* [WHAT THE TASK REQUIRES]:
The entries below should be copied exactly and completely.

Data about app and page elements:
········

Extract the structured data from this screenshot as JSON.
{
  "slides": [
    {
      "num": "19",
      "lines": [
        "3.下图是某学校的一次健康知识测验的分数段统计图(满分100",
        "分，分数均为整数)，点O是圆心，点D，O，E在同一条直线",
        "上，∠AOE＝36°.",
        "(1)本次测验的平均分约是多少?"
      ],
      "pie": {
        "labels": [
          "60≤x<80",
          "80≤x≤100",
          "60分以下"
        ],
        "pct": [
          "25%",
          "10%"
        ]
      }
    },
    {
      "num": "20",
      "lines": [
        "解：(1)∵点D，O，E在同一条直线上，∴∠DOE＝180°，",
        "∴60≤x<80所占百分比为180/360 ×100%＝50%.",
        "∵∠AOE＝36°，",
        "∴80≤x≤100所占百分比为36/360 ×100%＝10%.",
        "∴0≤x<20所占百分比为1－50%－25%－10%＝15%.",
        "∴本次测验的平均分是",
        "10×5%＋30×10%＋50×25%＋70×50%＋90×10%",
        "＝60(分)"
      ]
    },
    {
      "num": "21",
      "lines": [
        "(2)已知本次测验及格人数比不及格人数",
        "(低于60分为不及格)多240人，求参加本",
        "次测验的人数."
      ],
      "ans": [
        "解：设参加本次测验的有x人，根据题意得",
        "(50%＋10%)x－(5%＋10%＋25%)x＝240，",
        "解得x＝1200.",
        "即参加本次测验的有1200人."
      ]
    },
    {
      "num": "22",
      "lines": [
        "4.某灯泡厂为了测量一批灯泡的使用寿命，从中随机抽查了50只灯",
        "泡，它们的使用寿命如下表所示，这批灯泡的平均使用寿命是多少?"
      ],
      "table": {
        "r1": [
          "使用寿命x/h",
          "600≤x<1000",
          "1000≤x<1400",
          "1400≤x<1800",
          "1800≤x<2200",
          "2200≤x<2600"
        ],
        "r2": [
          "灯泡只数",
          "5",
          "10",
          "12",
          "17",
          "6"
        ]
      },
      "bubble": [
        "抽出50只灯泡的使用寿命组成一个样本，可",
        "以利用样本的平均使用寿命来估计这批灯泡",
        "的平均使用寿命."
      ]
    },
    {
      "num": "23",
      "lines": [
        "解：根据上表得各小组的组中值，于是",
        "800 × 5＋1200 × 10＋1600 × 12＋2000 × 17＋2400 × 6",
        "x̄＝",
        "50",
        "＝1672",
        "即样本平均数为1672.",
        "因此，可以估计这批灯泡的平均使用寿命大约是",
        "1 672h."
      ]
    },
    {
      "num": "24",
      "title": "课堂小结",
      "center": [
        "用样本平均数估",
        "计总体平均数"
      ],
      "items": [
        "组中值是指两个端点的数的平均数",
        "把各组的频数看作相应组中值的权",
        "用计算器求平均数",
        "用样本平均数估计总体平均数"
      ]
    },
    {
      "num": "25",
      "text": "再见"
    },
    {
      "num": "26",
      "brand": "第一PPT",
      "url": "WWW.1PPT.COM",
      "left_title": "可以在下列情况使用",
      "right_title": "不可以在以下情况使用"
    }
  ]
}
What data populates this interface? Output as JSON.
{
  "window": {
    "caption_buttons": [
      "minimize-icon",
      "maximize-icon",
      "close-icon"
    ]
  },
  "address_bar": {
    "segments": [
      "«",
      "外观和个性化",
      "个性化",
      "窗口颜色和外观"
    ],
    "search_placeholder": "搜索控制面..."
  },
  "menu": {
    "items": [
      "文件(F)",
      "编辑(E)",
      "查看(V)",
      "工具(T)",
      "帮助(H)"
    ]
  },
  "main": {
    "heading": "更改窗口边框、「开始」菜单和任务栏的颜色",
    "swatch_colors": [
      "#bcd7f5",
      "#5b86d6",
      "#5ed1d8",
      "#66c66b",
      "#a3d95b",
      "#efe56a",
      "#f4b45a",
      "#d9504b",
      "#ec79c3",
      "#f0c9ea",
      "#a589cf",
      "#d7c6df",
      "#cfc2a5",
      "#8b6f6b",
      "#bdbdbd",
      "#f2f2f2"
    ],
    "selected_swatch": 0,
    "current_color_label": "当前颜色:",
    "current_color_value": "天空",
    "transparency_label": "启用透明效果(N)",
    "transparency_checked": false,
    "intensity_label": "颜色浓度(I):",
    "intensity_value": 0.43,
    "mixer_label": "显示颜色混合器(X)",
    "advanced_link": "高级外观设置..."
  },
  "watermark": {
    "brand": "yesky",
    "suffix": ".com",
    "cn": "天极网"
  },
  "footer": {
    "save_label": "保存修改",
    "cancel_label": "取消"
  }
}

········

* [ANSWER BOX]:
Extract the structured data from this screenshot as JSON.
{
  "slides": [
    {
      "num": "19",
      "lines": [
        "3.下图是某学校的一次健康知识测验的分数段统计图(满分100",
        "分，分数均为整数)，点O是圆心，点D，O，E在同一条直线",
        "上，∠AOE＝36°.",
        "(1)本次测验的平均分约是多少?"
      ],
      "pie": {
        "labels": [
          "60≤x<80",
          "80≤x≤100",
          "60分以下"
        ],
        "pct": [
          "25%",
          "10%"
        ]
      }
    },
    {
      "num": "20",
      "lines": [
        "解：(1)∵点D，O，E在同一条直线上，∴∠DOE＝180°，",
        "∴60≤x<80所占百分比为180/360 ×100%＝50%.",
        "∵∠AOE＝36°，",
        "∴80≤x≤100所占百分比为36/360 ×100%＝10%.",
        "∴0≤x<20所占百分比为1－50%－25%－10%＝15%.",
        "∴本次测验的平均分是",
        "10×5%＋30×10%＋50×25%＋70×50%＋90×10%",
        "＝60(分)"
      ]
    },
    {
      "num": "21",
      "lines": [
        "(2)已知本次测验及格人数比不及格人数",
        "(低于60分为不及格)多240人，求参加本",
        "次测验的人数."
      ],
      "ans": [
        "解：设参加本次测验的有x人，根据题意得",
        "(50%＋10%)x－(5%＋10%＋25%)x＝240，",
        "解得x＝1200.",
        "即参加本次测验的有1200人."
      ]
    },
    {
      "num": "22",
      "lines": [
        "4.某灯泡厂为了测量一批灯泡的使用寿命，从中随机抽查了50只灯",
        "泡，它们的使用寿命如下表所示，这批灯泡的平均使用寿命是多少?"
      ],
      "table": {
        "r1": [
          "使用寿命x/h",
          "600≤x<1000",
          "1000≤x<1400",
          "1400≤x<1800",
          "1800≤x<2200",
          "2200≤x<2600"
        ],
        "r2": [
          "灯泡只数",
          "5",
          "10",
          "12",
          "17",
          "6"
        ]
      },
      "bubble": [
        "抽出50只灯泡的使用寿命组成一个样本，可",
        "以利用样本的平均使用寿命来估计这批灯泡",
        "的平均使用寿命."
      ]
    },
    {
      "num": "23",
      "lines": [
        "解：根据上表得各小组的组中值，于是",
        "800 × 5＋1200 × 10＋1600 × 12＋2000 × 17＋2400 × 6",
        "x̄＝",
        "50",
        "＝1672",
        "即样本平均数为1672.",
        "因此，可以估计这批灯泡的平均使用寿命大约是",
        "1 672h."
      ]
    },
    {
      "num": "24",
      "title": "课堂小结",
      "center": [
        "用样本平均数估",
        "计总体平均数"
      ],
      "items": [
        "组中值是指两个端点的数的平均数",
        "把各组的频数看作相应组中值的权",
        "用计算器求平均数",
        "用样本平均数估计总体平均数"
      ]
    },
    {
      "num": "25",
      "text": "再见"
    },
    {
      "num": "26",
      "brand": "第一PPT",
      "url": "WWW.1PPT.COM",
      "left_title": "可以在下列情况使用",
      "right_title": "不可以在以下情况使用"
    }
  ]
}
What data populates this interface? Output as JSON.
{
  "window": {
    "caption_buttons": [
      "minimize-icon",
      "maximize-icon",
      "close-icon"
    ]
  },
  "address_bar": {
    "segments": [
      "«",
      "外观和个性化",
      "个性化",
      "窗口颜色和外观"
    ],
    "search_placeholder": "搜索控制面..."
  },
  "menu": {
    "items": [
      "文件(F)",
      "编辑(E)",
      "查看(V)",
      "工具(T)",
      "帮助(H)"
    ]
  },
  "main": {
    "heading": "更改窗口边框、「开始」菜单和任务栏的颜色",
    "swatch_colors": [
      "#bcd7f5",
      "#5b86d6",
      "#5ed1d8",
      "#66c66b",
      "#a3d95b",
      "#efe56a",
      "#f4b45a",
      "#d9504b",
      "#ec79c3",
      "#f0c9ea",
      "#a589cf",
      "#d7c6df",
      "#cfc2a5",
      "#8b6f6b",
      "#bdbdbd",
      "#f2f2f2"
    ],
    "selected_swatch": 0,
    "current_color_label": "当前颜色:",
    "current_color_value": "天空",
    "transparency_label": "启用透明效果(N)",
    "transparency_checked": false,
    "intensity_label": "颜色浓度(I):",
    "intensity_value": 0.43,
    "mixer_label": "显示颜色混合器(X)",
    "advanced_link": "高级外观设置..."
  },
  "watermark": {
    "brand": "yesky",
    "suffix": ".com",
    "cn": "天极网"
  },
  "footer": {
    "save_label": "保存修改",
    "cancel_label": "取消"
  }
}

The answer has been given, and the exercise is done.